**What to do**:
Reproduce the listing in full. Keep every character unchanged.

§

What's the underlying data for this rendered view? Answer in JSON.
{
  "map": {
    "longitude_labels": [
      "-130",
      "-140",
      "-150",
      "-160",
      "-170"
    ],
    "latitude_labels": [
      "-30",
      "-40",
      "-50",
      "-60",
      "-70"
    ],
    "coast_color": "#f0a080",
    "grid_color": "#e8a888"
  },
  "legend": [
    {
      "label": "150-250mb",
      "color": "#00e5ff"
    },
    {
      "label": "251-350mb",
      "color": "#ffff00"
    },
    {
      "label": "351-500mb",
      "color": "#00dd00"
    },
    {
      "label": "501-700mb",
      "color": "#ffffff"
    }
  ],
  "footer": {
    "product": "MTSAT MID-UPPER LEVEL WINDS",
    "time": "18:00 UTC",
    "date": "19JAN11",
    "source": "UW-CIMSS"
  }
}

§

**Answer box**:
What's the underlying data for this rendered view? Answer in JSON.
{
  "map": {
    "longitude_labels": [
      "-130",
      "-140",
      "-150",
      "-160",
      "-170"
    ],
    "latitude_labels": [
      "-30",
      "-40",
      "-50",
      "-60",
      "-70"
    ],
    "coast_color": "#f0a080",
    "grid_color": "#e8a888"
  },
  "legend": [
    {
      "label": "150-250mb",
      "color": "#00e5ff"
    },
    {
      "label": "251-350mb",
      "color": "#ffff00"
    },
    {
      "label": "351-500mb",
      "color": "#00dd00"
    },
    {
      "label": "501-700mb",
      "color": "#ffffff"
    }
  ],
  "footer": {
    "product": "MTSAT MID-UPPER LEVEL WINDS",
    "time": "18:00 UTC",
    "date": "19JAN11",
    "source": "UW-CIMSS"
  }
}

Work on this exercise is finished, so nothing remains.